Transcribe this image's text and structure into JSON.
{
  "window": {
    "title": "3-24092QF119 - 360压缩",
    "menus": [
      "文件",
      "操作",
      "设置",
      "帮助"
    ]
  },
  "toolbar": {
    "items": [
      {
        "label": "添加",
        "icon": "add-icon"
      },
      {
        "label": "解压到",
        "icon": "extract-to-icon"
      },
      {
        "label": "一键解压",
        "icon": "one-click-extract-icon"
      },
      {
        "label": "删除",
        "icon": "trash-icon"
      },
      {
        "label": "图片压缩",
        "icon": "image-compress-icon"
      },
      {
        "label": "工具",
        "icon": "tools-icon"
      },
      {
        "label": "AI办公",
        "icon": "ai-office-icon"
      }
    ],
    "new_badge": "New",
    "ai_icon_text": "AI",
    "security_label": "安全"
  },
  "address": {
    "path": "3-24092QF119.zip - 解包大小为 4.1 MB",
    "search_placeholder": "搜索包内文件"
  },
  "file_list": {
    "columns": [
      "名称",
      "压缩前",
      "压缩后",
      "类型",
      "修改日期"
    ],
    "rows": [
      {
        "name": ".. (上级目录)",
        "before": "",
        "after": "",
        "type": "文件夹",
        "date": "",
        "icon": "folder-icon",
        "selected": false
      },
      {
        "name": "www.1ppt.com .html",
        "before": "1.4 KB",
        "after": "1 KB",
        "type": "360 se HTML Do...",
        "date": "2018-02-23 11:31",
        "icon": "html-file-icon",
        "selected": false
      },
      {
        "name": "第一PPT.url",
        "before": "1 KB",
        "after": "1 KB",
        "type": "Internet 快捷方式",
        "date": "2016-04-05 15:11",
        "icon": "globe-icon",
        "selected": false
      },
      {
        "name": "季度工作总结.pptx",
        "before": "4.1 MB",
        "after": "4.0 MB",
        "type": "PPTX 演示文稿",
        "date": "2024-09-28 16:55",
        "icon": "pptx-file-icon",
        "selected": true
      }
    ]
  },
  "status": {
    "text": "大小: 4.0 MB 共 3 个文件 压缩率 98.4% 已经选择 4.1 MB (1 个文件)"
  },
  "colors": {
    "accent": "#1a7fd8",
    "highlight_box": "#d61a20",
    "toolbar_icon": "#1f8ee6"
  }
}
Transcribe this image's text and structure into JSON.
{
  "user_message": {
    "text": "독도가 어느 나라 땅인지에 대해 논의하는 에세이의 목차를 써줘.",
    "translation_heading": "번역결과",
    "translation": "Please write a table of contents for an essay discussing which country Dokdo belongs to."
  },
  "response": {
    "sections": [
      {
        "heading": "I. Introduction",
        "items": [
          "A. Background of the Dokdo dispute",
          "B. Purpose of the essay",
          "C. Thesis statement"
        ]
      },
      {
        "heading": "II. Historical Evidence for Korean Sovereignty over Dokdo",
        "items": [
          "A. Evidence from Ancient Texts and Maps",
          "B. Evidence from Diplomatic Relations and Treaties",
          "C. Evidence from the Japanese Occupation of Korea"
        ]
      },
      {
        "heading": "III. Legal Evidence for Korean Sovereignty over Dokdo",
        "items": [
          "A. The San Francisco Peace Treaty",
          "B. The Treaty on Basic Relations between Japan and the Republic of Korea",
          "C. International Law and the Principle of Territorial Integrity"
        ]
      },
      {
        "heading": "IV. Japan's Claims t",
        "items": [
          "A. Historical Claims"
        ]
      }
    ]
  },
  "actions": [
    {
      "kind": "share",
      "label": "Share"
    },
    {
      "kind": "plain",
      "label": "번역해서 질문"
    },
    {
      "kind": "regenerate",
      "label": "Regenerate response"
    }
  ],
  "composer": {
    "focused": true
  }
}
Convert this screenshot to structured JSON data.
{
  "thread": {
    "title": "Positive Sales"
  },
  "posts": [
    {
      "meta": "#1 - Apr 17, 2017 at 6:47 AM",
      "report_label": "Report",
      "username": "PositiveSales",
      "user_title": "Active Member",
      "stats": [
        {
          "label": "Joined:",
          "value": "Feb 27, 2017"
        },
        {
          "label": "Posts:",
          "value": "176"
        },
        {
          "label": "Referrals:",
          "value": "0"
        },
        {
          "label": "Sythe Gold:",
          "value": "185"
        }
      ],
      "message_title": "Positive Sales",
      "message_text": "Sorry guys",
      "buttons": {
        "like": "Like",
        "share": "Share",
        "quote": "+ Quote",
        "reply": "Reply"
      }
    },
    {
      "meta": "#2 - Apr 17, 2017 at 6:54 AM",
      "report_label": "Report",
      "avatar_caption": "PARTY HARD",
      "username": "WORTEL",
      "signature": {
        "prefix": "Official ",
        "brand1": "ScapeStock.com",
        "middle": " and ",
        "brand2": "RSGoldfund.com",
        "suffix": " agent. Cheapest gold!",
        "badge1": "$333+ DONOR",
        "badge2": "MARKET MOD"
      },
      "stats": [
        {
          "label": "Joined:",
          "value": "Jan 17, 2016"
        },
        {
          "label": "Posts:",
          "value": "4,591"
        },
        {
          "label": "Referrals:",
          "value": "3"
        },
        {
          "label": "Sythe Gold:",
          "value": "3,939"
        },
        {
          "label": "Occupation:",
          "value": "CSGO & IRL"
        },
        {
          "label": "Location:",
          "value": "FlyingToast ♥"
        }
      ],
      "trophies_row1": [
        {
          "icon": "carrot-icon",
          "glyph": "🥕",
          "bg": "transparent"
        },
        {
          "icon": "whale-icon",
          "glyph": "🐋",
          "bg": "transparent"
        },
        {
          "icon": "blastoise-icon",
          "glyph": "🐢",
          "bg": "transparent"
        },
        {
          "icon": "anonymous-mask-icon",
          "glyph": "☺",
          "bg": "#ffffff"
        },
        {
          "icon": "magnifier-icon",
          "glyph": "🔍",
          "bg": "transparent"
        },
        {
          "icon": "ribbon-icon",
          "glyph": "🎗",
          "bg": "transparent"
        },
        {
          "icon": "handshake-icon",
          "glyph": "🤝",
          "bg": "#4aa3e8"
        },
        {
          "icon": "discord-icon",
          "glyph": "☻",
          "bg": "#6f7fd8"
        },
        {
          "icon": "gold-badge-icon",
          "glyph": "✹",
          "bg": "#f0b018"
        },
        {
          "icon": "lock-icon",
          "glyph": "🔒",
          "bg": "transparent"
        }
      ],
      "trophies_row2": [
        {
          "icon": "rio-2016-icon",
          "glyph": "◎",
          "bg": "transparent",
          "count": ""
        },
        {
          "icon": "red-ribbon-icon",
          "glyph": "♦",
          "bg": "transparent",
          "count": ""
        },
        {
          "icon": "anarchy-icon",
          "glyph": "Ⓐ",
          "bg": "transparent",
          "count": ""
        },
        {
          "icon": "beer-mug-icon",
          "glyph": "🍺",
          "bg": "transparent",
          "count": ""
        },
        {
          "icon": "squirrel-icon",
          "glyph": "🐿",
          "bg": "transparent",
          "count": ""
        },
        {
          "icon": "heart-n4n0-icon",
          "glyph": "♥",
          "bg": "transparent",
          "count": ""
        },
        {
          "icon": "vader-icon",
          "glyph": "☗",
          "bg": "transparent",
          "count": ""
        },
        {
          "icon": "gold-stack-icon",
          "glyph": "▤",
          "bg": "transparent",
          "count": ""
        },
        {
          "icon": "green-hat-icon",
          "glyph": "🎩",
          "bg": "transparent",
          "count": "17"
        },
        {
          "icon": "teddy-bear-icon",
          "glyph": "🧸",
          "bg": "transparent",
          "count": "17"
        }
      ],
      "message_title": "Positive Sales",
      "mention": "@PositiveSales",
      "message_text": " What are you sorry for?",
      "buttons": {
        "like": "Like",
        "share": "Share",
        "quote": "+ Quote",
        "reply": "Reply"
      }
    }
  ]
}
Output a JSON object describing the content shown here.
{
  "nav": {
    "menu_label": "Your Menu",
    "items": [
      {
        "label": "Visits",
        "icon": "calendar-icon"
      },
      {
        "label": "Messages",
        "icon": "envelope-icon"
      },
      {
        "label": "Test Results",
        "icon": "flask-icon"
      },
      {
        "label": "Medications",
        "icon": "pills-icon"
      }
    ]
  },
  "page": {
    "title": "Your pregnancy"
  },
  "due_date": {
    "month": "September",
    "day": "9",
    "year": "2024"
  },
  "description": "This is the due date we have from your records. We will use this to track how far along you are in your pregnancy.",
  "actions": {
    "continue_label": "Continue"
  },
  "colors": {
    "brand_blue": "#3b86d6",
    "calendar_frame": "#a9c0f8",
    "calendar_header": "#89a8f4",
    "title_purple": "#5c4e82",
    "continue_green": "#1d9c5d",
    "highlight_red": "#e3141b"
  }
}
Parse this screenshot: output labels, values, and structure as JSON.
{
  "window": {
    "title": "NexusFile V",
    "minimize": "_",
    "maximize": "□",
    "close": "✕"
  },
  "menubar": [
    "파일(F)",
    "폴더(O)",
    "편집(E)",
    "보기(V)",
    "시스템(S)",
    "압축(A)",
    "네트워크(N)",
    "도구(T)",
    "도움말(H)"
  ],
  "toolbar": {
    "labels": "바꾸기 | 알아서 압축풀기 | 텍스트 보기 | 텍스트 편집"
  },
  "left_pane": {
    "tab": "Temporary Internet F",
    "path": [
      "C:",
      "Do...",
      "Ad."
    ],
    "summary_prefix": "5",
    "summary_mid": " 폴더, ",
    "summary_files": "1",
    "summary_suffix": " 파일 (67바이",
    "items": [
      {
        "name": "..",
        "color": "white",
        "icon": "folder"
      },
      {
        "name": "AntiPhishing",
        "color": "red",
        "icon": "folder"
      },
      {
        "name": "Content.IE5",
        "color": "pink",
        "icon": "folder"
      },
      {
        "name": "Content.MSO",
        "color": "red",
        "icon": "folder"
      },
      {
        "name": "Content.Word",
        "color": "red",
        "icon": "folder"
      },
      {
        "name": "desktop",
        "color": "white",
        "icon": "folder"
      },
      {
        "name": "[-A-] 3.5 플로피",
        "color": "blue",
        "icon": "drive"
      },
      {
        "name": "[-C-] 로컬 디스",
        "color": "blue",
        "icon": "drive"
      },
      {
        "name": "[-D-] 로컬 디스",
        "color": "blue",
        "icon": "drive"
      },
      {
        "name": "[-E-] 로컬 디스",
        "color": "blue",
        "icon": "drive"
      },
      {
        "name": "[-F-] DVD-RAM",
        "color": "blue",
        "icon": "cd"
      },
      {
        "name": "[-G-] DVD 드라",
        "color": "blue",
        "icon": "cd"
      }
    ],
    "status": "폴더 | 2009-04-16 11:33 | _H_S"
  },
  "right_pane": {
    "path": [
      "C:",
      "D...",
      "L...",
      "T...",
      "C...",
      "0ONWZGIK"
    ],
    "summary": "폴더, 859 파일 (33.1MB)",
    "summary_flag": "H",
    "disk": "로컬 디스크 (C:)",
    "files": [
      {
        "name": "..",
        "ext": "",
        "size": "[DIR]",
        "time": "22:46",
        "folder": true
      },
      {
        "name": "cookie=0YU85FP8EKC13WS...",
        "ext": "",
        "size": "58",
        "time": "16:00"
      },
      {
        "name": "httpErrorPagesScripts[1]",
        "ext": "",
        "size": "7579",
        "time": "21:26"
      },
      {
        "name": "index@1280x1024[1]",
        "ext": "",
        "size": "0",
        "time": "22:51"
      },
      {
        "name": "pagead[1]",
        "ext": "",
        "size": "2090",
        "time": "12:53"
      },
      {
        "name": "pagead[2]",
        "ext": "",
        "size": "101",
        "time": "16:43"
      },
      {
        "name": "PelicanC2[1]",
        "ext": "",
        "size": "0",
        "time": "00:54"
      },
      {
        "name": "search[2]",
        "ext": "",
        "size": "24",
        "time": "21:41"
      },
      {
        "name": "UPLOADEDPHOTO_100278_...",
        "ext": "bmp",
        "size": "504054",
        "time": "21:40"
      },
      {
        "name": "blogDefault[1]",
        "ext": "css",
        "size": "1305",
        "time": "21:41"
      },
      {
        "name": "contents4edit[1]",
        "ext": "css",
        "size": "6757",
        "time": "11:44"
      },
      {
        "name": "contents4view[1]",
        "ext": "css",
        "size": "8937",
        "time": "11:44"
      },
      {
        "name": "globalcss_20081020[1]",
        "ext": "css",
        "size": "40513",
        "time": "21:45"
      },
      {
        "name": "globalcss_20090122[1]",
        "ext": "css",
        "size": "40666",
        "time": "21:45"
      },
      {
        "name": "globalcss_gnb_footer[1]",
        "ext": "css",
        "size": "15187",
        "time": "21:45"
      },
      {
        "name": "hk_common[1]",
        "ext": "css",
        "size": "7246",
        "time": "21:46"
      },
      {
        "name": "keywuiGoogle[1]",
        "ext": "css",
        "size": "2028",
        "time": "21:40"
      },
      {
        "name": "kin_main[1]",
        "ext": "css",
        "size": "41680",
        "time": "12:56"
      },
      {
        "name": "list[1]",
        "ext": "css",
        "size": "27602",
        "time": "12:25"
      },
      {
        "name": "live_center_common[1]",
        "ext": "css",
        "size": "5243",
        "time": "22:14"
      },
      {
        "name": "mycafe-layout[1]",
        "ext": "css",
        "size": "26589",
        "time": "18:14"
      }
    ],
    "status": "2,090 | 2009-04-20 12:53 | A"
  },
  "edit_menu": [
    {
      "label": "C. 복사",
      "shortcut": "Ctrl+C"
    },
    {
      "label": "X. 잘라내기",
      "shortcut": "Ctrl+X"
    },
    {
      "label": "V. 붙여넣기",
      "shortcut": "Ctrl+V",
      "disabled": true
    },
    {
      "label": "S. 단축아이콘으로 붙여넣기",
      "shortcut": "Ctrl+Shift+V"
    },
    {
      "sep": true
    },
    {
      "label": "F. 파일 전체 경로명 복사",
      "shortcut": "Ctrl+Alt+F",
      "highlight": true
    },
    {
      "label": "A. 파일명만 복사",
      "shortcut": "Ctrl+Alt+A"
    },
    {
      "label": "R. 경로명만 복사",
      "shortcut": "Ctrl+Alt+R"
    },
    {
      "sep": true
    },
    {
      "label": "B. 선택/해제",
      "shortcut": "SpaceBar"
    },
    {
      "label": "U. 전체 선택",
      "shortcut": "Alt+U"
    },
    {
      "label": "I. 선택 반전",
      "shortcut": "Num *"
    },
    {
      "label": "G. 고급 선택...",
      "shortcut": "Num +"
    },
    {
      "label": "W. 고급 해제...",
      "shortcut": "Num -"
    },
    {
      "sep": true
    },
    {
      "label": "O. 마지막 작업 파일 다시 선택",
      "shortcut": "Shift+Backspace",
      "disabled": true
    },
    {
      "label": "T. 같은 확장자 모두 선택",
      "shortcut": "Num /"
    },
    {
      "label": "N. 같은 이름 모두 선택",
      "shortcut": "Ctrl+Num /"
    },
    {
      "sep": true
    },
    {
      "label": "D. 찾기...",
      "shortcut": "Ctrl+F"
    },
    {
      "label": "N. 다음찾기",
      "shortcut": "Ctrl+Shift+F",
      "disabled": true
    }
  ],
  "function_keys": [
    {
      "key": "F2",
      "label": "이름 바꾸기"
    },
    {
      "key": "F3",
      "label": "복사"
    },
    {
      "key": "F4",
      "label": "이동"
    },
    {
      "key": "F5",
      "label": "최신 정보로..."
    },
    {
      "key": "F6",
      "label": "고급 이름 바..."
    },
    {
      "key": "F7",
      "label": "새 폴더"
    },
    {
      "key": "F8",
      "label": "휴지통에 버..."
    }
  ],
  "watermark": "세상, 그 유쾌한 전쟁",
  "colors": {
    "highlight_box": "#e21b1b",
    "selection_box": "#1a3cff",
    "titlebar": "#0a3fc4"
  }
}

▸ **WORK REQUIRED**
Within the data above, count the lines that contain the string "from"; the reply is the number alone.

▸ **REPLY TO THE TASK**
4